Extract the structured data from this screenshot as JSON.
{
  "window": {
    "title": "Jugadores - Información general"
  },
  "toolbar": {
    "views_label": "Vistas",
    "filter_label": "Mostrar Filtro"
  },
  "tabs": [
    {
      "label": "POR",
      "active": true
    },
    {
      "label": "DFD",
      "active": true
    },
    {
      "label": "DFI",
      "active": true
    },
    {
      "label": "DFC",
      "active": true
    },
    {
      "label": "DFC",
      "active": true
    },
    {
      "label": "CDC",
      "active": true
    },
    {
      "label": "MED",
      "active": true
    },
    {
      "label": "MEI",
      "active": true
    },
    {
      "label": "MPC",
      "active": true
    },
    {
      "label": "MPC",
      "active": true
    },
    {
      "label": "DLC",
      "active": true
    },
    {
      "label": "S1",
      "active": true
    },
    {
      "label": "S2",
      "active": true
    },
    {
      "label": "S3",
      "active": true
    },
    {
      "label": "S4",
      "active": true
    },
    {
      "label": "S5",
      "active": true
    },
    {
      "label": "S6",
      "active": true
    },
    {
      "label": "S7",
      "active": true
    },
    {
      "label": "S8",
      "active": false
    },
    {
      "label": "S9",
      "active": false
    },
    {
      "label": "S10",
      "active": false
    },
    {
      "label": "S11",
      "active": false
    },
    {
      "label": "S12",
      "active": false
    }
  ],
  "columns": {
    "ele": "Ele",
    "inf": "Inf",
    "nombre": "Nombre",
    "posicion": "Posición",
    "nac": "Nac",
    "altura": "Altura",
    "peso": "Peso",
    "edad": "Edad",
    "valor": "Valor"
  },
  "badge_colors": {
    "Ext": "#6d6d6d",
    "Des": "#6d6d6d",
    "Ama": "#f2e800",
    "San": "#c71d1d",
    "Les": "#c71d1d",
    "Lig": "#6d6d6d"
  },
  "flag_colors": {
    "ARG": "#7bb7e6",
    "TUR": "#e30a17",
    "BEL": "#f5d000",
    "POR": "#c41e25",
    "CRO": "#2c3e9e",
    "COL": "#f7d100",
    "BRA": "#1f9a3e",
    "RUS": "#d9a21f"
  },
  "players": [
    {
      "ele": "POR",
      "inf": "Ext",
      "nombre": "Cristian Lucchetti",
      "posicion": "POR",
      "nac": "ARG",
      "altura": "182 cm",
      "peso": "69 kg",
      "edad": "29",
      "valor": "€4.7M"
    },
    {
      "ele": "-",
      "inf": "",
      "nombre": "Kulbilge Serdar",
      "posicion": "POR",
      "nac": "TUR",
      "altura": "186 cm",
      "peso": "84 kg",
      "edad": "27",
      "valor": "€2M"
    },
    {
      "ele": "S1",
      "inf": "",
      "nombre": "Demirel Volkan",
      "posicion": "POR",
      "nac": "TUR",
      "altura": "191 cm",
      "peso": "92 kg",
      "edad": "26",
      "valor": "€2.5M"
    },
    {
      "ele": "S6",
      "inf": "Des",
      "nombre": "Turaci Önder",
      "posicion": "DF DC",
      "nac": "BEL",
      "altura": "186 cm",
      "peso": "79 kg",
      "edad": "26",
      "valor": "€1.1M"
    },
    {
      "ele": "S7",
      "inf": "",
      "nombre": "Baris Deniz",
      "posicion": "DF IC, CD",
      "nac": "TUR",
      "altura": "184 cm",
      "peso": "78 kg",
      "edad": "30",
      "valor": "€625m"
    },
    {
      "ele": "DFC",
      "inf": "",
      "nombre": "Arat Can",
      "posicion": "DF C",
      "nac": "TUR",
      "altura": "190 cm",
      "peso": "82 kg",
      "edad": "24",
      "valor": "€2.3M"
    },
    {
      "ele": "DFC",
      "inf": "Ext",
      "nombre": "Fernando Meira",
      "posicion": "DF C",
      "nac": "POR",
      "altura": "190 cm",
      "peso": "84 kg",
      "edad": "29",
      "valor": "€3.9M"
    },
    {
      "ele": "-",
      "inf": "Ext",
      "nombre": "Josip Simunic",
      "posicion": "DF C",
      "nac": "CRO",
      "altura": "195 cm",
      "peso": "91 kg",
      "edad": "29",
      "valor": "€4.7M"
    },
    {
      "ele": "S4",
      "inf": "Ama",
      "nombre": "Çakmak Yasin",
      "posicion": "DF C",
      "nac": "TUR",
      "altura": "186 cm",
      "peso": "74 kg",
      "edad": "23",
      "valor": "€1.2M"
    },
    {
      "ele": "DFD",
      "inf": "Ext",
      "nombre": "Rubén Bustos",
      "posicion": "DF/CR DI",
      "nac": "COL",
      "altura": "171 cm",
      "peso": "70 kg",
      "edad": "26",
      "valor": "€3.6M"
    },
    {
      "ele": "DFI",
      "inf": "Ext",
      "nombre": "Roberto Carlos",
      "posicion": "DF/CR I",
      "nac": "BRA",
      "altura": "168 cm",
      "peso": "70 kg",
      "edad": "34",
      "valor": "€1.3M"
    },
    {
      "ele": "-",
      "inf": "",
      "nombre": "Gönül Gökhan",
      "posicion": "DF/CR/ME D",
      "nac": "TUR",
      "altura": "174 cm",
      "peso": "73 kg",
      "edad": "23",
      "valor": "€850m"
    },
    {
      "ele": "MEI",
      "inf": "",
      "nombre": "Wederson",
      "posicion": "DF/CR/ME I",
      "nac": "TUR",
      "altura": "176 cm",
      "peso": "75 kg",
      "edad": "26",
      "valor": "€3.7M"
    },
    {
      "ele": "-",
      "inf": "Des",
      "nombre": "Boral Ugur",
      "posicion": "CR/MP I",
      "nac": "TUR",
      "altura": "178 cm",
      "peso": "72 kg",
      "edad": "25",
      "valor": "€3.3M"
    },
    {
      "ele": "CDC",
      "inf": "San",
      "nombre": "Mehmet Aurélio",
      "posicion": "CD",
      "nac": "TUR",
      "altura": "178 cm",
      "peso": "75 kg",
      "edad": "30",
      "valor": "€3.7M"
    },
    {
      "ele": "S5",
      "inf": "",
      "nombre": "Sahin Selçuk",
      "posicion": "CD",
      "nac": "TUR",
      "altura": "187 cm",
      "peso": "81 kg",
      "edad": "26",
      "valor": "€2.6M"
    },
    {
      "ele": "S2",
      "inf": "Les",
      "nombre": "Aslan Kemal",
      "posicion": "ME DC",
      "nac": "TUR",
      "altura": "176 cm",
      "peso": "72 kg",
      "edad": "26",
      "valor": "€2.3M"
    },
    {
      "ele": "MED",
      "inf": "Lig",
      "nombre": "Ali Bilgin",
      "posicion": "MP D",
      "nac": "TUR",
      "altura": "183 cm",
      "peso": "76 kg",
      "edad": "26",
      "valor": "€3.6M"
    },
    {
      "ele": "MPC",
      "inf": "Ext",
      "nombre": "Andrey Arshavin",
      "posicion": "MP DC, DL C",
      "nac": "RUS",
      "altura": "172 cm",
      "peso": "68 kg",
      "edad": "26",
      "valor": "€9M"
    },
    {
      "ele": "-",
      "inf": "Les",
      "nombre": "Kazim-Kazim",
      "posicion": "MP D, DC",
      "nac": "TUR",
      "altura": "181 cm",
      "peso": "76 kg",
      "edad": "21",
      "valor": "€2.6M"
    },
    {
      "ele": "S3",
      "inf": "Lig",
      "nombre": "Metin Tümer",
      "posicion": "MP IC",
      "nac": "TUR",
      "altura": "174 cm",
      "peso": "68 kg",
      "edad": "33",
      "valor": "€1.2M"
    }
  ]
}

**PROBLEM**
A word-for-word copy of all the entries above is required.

**SOLVED PROBLEM**
Extract the structured data from this screenshot as JSON.
{
  "window": {
    "title": "Jugadores - Información general"
  },
  "toolbar": {
    "views_label": "Vistas",
    "filter_label": "Mostrar Filtro"
  },
  "tabs": [
    {
      "label": "POR",
      "active": true
    },
    {
      "label": "DFD",
      "active": true
    },
    {
      "label": "DFI",
      "active": true
    },
    {
      "label": "DFC",
      "active": true
    },
    {
      "label": "DFC",
      "active": true
    },
    {
      "label": "CDC",
      "active": true
    },
    {
      "label": "MED",
      "active": true
    },
    {
      "label": "MEI",
      "active": true
    },
    {
      "label": "MPC",
      "active": true
    },
    {
      "label": "MPC",
      "active": true
    },
    {
      "label": "DLC",
      "active": true
    },
    {
      "label": "S1",
      "active": true
    },
    {
      "label": "S2",
      "active": true
    },
    {
      "label": "S3",
      "active": true
    },
    {
      "label": "S4",
      "active": true
    },
    {
      "label": "S5",
      "active": true
    },
    {
      "label": "S6",
      "active": true
    },
    {
      "label": "S7",
      "active": true
    },
    {
      "label": "S8",
      "active": false
    },
    {
      "label": "S9",
      "active": false
    },
    {
      "label": "S10",
      "active": false
    },
    {
      "label": "S11",
      "active": false
    },
    {
      "label": "S12",
      "active": false
    }
  ],
  "columns": {
    "ele": "Ele",
    "inf": "Inf",
    "nombre": "Nombre",
    "posicion": "Posición",
    "nac": "Nac",
    "altura": "Altura",
    "peso": "Peso",
    "edad": "Edad",
    "valor": "Valor"
  },
  "badge_colors": {
    "Ext": "#6d6d6d",
    "Des": "#6d6d6d",
    "Ama": "#f2e800",
    "San": "#c71d1d",
    "Les": "#c71d1d",
    "Lig": "#6d6d6d"
  },
  "flag_colors": {
    "ARG": "#7bb7e6",
    "TUR": "#e30a17",
    "BEL": "#f5d000",
    "POR": "#c41e25",
    "CRO": "#2c3e9e",
    "COL": "#f7d100",
    "BRA": "#1f9a3e",
    "RUS": "#d9a21f"
  },
  "players": [
    {
      "ele": "POR",
      "inf": "Ext",
      "nombre": "Cristian Lucchetti",
      "posicion": "POR",
      "nac": "ARG",
      "altura": "182 cm",
      "peso": "69 kg",
      "edad": "29",
      "valor": "€4.7M"
    },
    {
      "ele": "-",
      "inf": "",
      "nombre": "Kulbilge Serdar",
      "posicion": "POR",
      "nac": "TUR",
      "altura": "186 cm",
      "peso": "84 kg",
      "edad": "27",
      "valor": "€2M"
    },
    {
      "ele": "S1",
      "inf": "",
      "nombre": "Demirel Volkan",
      "posicion": "POR",
      "nac": "TUR",
      "altura": "191 cm",
      "peso": "92 kg",
      "edad": "26",
      "valor": "€2.5M"
    },
    {
      "ele": "S6",
      "inf": "Des",
      "nombre": "Turaci Önder",
      "posicion": "DF DC",
      "nac": "BEL",
      "altura": "186 cm",
      "peso": "79 kg",
      "edad": "26",
      "valor": "€1.1M"
    },
    {
      "ele": "S7",
      "inf": "",
      "nombre": "Baris Deniz",
      "posicion": "DF IC, CD",
      "nac": "TUR",
      "altura": "184 cm",
      "peso": "78 kg",
      "edad": "30",
      "valor": "€625m"
    },
    {
      "ele": "DFC",
      "inf": "",
      "nombre": "Arat Can",
      "posicion": "DF C",
      "nac": "TUR",
      "altura": "190 cm",
      "peso": "82 kg",
      "edad": "24",
      "valor": "€2.3M"
    },
    {
      "ele": "DFC",
      "inf": "Ext",
      "nombre": "Fernando Meira",
      "posicion": "DF C",
      "nac": "POR",
      "altura": "190 cm",
      "peso": "84 kg",
      "edad": "29",
      "valor": "€3.9M"
    },
    {
      "ele": "-",
      "inf": "Ext",
      "nombre": "Josip Simunic",
      "posicion": "DF C",
      "nac": "CRO",
      "altura": "195 cm",
      "peso": "91 kg",
      "edad": "29",
      "valor": "€4.7M"
    },
    {
      "ele": "S4",
      "inf": "Ama",
      "nombre": "Çakmak Yasin",
      "posicion": "DF C",
      "nac": "TUR",
      "altura": "186 cm",
      "peso": "74 kg",
      "edad": "23",
      "valor": "€1.2M"
    },
    {
      "ele": "DFD",
      "inf": "Ext",
      "nombre": "Rubén Bustos",
      "posicion": "DF/CR DI",
      "nac": "COL",
      "altura": "171 cm",
      "peso": "70 kg",
      "edad": "26",
      "valor": "€3.6M"
    },
    {
      "ele": "DFI",
      "inf": "Ext",
      "nombre": "Roberto Carlos",
      "posicion": "DF/CR I",
      "nac": "BRA",
      "altura": "168 cm",
      "peso": "70 kg",
      "edad": "34",
      "valor": "€1.3M"
    },
    {
      "ele": "-",
      "inf": "",
      "nombre": "Gönül Gökhan",
      "posicion": "DF/CR/ME D",
      "nac": "TUR",
      "altura": "174 cm",
      "peso": "73 kg",
      "edad": "23",
      "valor": "€850m"
    },
    {
      "ele": "MEI",
      "inf": "",
      "nombre": "Wederson",
      "posicion": "DF/CR/ME I",
      "nac": "TUR",
      "altura": "176 cm",
      "peso": "75 kg",
      "edad": "26",
      "valor": "€3.7M"
    },
    {
      "ele": "-",
      "inf": "Des",
      "nombre": "Boral Ugur",
      "posicion": "CR/MP I",
      "nac": "TUR",
      "altura": "178 cm",
      "peso": "72 kg",
      "edad": "25",
      "valor": "€3.3M"
    },
    {
      "ele": "CDC",
      "inf": "San",
      "nombre": "Mehmet Aurélio",
      "posicion": "CD",
      "nac": "TUR",
      "altura": "178 cm",
      "peso": "75 kg",
      "edad": "30",
      "valor": "€3.7M"
    },
    {
      "ele": "S5",
      "inf": "",
      "nombre": "Sahin Selçuk",
      "posicion": "CD",
      "nac": "TUR",
      "altura": "187 cm",
      "peso": "81 kg",
      "edad": "26",
      "valor": "€2.6M"
    },
    {
      "ele": "S2",
      "inf": "Les",
      "nombre": "Aslan Kemal",
      "posicion": "ME DC",
      "nac": "TUR",
      "altura": "176 cm",
      "peso": "72 kg",
      "edad": "26",
      "valor": "€2.3M"
    },
    {
      "ele": "MED",
      "inf": "Lig",
      "nombre": "Ali Bilgin",
      "posicion": "MP D",
      "nac": "TUR",
      "altura": "183 cm",
      "peso": "76 kg",
      "edad": "26",
      "valor": "€3.6M"
    },
    {
      "ele": "MPC",
      "inf": "Ext",
      "nombre": "Andrey Arshavin",
      "posicion": "MP DC, DL C",
      "nac": "RUS",
      "altura": "172 cm",
      "peso": "68 kg",
      "edad": "26",
      "valor": "€9M"
    },
    {
      "ele": "-",
      "inf": "Les",
      "nombre": "Kazim-Kazim",
      "posicion": "MP D, DC",
      "nac": "TUR",
      "altura": "181 cm",
      "peso": "76 kg",
      "edad": "21",
      "valor": "€2.6M"
    },
    {
      "ele": "S3",
      "inf": "Lig",
      "nombre": "Metin Tümer",
      "posicion": "MP IC",
      "nac": "TUR",
      "altura": "174 cm",
      "peso": "68 kg",
      "edad": "33",
      "valor": "€1.2M"
    }
  ]
}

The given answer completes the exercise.